In Annapolis, she hosts the biannual art show Art Between the Creeks, in which she displays her work along with those of a revolving group of other local artists. “There’s a lot of talent in Annapolis,” she says. Hosting the show compels her to produce at least one large work every six months. 

“Pokeweed” oil on canvas 4′ high 6′ wide

Holden’s parents encouraged her to pursue artistic expression, proffering sketch pads and bouquets of ballpoint pens for her. Her parents saved her early works, which Holden now has. She took her own skills for granted, including her awareness of spatial relationships. But it may also be her birthright; her grandfather was a professional sign painter and muralist. Her first job was in freelance signage art, and she used the same type of brushes, techniques, and gold leaf that her grandfather used in his work. 

Born in Annapolis, Holden and her family lived in Severna Park before moving to Pittsburgh, Pennsylvania, where she attended a high school that boasted a healthy art department. She was commissioned to paint murals in people’s homes while in high school. She relocated back to Maryland (the family had maintained a boat in Pasadena) when she decided to attend the Maryland Institute College of Art. She was second in her graduating class, which, she says, coupled with her art degree, inflated her ego. “I had to slap myself into humility,” she admits. Holden needed work, so she applied at a sign company for a job as a sign-writing apprentice and learned hand lettering. 

After her apprenticeship, she piloted her wooden boat down the Intracoastal Waterway until she ran out of money around Beaufort, North Carolina. She stayed there, learning sign work. When her father became ill, she brought the boat back north to Maryland. Holden looked for a job, but found that sign shops had moved beyond traditional hand lettering to computer-designed products. She drove around, searching for boats needing work and leaving her business card, struck by the realization that she needed to find a way to make it. Of that experience, Holden says, “Probably best—I think everyone should go through that.”     

Having eventually developed into her passion and livelihood, lettering also became a hurdle when she suffered an overuse injury to her shoulder this year. She was told she needed surgery, which would require not taking on any work for six months. Being a solo entrepreneur booked with projects, she decided to chance an alternative solution. 

Chinquapin wall, Keim paint on cinder block, really long

In winter 2019, she had stem cells taken from her hip bone and inserted into her shoulder. Thus far, it’s working, but she has had to change her method and be mindful of her movements while her shoulder heals. Right now, she can’t engage in the same body mechanics that boat lettering requires, such as lying with her weight on her hips and thighs, reaching down from the top of the boat, hooking her foot onto rigging to hold herself in place. She also began painting on smaller canvases, which she found she loves and views as her fallback if, at some point, she can no longer handle the oversized ones. 

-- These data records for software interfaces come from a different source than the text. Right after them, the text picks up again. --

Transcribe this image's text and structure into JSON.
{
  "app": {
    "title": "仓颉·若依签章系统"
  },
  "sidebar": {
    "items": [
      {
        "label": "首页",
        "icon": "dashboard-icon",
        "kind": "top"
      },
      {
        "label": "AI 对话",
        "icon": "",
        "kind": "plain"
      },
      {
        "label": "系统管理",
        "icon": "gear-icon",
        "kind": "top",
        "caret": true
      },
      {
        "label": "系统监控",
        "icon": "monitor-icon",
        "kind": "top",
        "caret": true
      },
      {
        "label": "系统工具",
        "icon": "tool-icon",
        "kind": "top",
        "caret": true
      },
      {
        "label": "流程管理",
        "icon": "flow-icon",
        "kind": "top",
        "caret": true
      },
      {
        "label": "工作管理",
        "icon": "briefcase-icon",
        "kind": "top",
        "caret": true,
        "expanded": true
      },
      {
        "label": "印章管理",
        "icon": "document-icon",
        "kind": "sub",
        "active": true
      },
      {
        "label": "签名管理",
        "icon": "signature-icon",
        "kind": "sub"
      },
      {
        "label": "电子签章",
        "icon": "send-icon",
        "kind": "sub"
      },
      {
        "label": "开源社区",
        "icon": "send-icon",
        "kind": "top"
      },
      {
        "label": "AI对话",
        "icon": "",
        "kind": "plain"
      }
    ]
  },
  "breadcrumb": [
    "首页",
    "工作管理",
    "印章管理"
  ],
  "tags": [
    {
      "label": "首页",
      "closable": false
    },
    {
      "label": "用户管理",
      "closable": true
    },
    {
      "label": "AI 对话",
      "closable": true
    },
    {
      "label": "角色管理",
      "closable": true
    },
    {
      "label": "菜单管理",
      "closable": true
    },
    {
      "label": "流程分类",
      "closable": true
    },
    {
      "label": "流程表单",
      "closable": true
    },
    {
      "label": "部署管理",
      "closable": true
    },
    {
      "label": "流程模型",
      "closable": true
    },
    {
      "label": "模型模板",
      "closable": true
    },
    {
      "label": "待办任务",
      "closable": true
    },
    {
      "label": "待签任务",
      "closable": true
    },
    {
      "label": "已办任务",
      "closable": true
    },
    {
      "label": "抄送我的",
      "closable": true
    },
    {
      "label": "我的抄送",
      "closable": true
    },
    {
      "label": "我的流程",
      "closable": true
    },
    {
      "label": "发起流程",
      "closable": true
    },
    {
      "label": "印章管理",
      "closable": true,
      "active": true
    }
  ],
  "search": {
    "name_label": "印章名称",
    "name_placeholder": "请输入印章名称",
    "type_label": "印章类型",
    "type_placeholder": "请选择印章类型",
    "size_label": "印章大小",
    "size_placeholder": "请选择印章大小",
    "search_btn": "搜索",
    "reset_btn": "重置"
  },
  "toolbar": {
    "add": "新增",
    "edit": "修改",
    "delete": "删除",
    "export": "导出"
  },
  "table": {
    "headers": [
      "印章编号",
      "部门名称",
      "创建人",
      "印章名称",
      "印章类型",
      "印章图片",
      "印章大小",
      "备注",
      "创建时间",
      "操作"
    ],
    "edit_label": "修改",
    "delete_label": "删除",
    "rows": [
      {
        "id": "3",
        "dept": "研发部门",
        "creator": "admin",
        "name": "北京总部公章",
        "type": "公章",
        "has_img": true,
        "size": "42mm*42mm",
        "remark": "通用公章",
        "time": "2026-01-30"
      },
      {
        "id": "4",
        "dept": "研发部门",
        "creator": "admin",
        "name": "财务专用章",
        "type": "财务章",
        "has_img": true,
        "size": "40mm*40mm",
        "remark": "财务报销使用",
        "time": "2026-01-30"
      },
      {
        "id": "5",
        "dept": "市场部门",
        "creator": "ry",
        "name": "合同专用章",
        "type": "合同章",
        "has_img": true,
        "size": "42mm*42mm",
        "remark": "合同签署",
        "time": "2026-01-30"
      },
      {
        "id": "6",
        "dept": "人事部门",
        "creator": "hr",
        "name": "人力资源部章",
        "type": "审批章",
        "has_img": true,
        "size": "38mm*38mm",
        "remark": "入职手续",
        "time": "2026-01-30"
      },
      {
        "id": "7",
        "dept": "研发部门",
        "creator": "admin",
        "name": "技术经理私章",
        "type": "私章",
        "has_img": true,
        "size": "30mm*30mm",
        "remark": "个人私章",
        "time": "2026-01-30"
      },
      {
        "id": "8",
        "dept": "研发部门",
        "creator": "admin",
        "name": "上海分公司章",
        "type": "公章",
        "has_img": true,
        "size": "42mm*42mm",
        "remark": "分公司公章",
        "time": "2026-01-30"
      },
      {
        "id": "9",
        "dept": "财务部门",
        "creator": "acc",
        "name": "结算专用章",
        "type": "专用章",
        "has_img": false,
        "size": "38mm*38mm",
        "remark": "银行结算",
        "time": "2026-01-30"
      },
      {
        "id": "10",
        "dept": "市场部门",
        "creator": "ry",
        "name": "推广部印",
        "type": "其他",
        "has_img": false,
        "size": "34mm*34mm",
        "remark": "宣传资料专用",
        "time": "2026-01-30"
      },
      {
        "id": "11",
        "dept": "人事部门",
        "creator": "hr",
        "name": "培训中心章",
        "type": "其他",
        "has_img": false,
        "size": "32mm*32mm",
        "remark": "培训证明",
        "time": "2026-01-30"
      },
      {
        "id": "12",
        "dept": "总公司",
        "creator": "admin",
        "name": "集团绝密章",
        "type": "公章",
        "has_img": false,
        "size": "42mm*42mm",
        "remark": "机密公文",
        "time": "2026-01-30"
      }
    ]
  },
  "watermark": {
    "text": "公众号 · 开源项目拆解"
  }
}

She still loves mural work. Her Starbucks projects have helped spawn such work locally, including a two-story shed she was commissioned to make look like an old general store. These types of projects provide her with a challenge she enjoys—having a puzzle to solve. She especially looks forward to commissions where the parameters are loose, giving her more leeway to be creative and do as she pleases. 

With her personal art pieces, Holden never wonders what her next project might be. She is always a step ahead, inspired by the opportunity to experiment and see what she can compose. Moving forward, what will she create next? According to Holden, “The best answer? We’ll see.” 

For this painter who trusts her vision to pilot her toward new horizons, she can literally be taken at her word. █

To see more of
Cindy Fletcher Holden’s works,
visit www.fletcherart.net.